Presentation on theme: "POST-KATRINA SUPPORTIVE-HOUSING INITIATIVES: Bringing the most vulnerable New Orleanians home Creative solutions to housing the homeless and giving them."— Presentation transcript:
POST-KATRINA SUPPORTIVE-HOUSING INITIATIVES: Bringing the most vulnerable New Orleanians home Creative solutions to housing the homeless and giving them supportive services
1,800 people died immediately or in aftermath 200,000 housing units destroyed, including 51,000 rentals in New Orleans alone Rents skyrocketed, with FMR more than doubling immediately Family networks were shattered, as hundreds of thousands of people scattered across nation, many displaced long-term. Almost complete destruction of New Orleans’ physical infrastructure and infrastructure of government, nonprofits and healthcare system.
Homeless population more than quadrupled 11,619 homeless on any given night in 2007, compared with 2,051 before Katrina Percentage of homeless people with a disability double the national rate Percentage of homeless people who are elderly four times the national rate
Thousands of homeless lived in the city’s countless abandoned buildings
Idea initiated about a month after Katrina by state of Louisiana, UNITY, National Alliance to End Homelessness, Technical Assistance Collaborative, and Common Ground Community (now Community Solutions) Idea was to ensure that most vulnerable residents of New Orleans and other Katrina-impacted area would not have to be homeless as they returned to their communities and that we would rebuild New Orleans as an inclusive community despite many countervailing forces 3,025 units of PSH for people with disabilities at or below 30 percent AMI. Broad eligibility with theme of integration State’s first PSH program
1,025 Shelter Plus Care vouchers for disabled homeless and 2000 Project-Based Section 8 vouchers -- special allocation attained from U.S. Congress after a 2-½ year lobbying battle led by UNITY, state, Senator Landrieu, and our partners $72.7 million in hurricane recovery CDBG funds set aside as 5 years of supportive services, with Medicaid paying for these services long term Capital financing in the form of hurricane recovery LIHTC and CDBG funds: all projects must set aside 5 percent of units as PSH and incentivized to do more New Section 811 grant will bring the program statewide in 2013
Community Solutions is a national nonprofit that redeveloped the Times Square Hotel into supportive housing Model focuses on housing those homeless people most likely to die if not housed
For years, homeless advocates fed and sheltered the homeless until they were “housing ready” Then researchers at the University of Pennsylvania found that a small number of adults were “chronically homeless” and were disproportionately costly to society, through use of public services such as shelters, ER beds and jails A pioneering housing program showed that the chronic homeless did better if housed first, then kept housed with wraparound services, a concept called “Housing First.” A growing body of research shows that PSH programs are cost- effective, because use of public services decreases drastically.

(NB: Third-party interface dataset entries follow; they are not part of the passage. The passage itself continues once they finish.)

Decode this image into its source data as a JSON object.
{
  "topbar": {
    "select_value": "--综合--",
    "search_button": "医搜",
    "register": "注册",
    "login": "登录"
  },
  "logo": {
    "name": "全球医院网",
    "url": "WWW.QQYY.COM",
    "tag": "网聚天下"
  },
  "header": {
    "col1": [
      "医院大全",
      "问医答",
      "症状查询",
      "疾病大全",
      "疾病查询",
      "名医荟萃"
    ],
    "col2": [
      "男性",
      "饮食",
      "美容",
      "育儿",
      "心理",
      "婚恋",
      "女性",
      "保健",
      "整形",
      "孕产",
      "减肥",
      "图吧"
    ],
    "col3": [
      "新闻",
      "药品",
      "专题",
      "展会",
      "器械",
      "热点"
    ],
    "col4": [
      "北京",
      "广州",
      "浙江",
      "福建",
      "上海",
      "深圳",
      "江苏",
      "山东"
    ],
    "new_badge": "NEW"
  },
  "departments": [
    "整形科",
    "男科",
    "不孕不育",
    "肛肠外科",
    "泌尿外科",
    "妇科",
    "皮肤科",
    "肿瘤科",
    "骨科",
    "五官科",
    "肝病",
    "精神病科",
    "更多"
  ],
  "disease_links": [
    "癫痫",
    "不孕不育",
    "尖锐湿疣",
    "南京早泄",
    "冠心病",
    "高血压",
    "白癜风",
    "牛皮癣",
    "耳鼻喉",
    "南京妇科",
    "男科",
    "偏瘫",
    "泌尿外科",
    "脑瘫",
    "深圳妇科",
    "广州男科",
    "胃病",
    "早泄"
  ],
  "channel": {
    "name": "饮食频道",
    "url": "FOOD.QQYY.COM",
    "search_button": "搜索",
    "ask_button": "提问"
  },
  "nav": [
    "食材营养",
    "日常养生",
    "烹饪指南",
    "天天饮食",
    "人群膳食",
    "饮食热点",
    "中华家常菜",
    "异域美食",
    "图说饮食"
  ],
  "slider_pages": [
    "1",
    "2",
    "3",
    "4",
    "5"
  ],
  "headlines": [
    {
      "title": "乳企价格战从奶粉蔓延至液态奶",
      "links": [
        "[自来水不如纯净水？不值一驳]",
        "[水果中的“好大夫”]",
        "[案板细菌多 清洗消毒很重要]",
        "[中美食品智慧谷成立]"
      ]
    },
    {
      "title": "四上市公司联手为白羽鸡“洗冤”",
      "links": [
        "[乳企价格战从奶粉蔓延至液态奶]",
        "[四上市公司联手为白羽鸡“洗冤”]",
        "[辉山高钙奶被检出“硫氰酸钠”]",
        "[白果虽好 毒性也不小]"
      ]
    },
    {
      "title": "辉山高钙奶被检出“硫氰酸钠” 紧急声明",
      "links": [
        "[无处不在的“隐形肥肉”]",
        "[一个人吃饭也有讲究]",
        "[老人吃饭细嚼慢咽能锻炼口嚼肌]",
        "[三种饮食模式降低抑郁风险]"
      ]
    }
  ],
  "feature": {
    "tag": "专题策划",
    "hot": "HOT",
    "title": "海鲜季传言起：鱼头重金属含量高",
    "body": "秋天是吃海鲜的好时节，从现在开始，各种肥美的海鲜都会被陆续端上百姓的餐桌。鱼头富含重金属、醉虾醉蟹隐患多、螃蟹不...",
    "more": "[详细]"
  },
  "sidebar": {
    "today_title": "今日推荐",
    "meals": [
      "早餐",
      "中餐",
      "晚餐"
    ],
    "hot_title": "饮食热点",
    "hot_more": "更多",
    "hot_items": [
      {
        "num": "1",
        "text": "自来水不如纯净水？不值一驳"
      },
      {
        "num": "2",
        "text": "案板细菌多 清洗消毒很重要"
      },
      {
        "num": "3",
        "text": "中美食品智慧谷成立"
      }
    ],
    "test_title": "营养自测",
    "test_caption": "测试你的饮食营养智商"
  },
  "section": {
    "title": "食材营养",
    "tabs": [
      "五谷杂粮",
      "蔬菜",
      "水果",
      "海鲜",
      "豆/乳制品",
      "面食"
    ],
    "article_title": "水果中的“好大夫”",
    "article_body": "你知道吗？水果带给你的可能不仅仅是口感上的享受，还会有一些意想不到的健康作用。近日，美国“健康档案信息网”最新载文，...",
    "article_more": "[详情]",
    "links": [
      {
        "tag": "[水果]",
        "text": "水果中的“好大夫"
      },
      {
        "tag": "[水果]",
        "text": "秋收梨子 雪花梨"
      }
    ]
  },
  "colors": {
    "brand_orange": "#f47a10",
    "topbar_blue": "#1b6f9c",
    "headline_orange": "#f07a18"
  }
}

At their root, UNITY’s buildings save lives. Pioneering homeless-services physician Dr. James O'Connell found that, on average, homeless people die 30 years earlier than housed people. It’s a vicious cycle -- poor health can be a cause of homelessness. Homelessness also deteriorates health, since homeless people living outside have difficulty adhering to doctor-prescribed treatment.
Lower-cost, long-lasting solutions to homelessness Supportive Housing costs less than half of shelter based approaches – and is an alternate to high-cost outcomes such as extended stays in hospitals, institutions and jail cells. Increased Supply of Affordable Housing – Rents are affordable to low-income works and and those on a fixed incomes because of a disability. New Orleans has a significant unmet need of this housing type. Creation of Community Assets and Benefits – Housing development can generate 10 – 25 new jobs per building – excluding construction. Our buildings include retail space and community amenities. Pioneering Use of Sustainable, Healthy Design – Our housing can recycle buildings and transform underutilized sites into facilities that are models of healthy, high-impact, cost-efficient, sustainable design.
2222 Tulane After : The Rosa F. Keller Building
Integrated, mixed-income housing for formerly homeless disabled persons and low- income workers Includes 60 affordable apartments—30 for low- wage workers – the backbone of New Orleans’ tourist economy -- and 30 for formerly homeless persons, who also receive on-site case- management services Through evidence-based use of PSH, it ends homelessness for even the most frail homeless It also prevents homelessness of low-income workers through deeply affordable apartments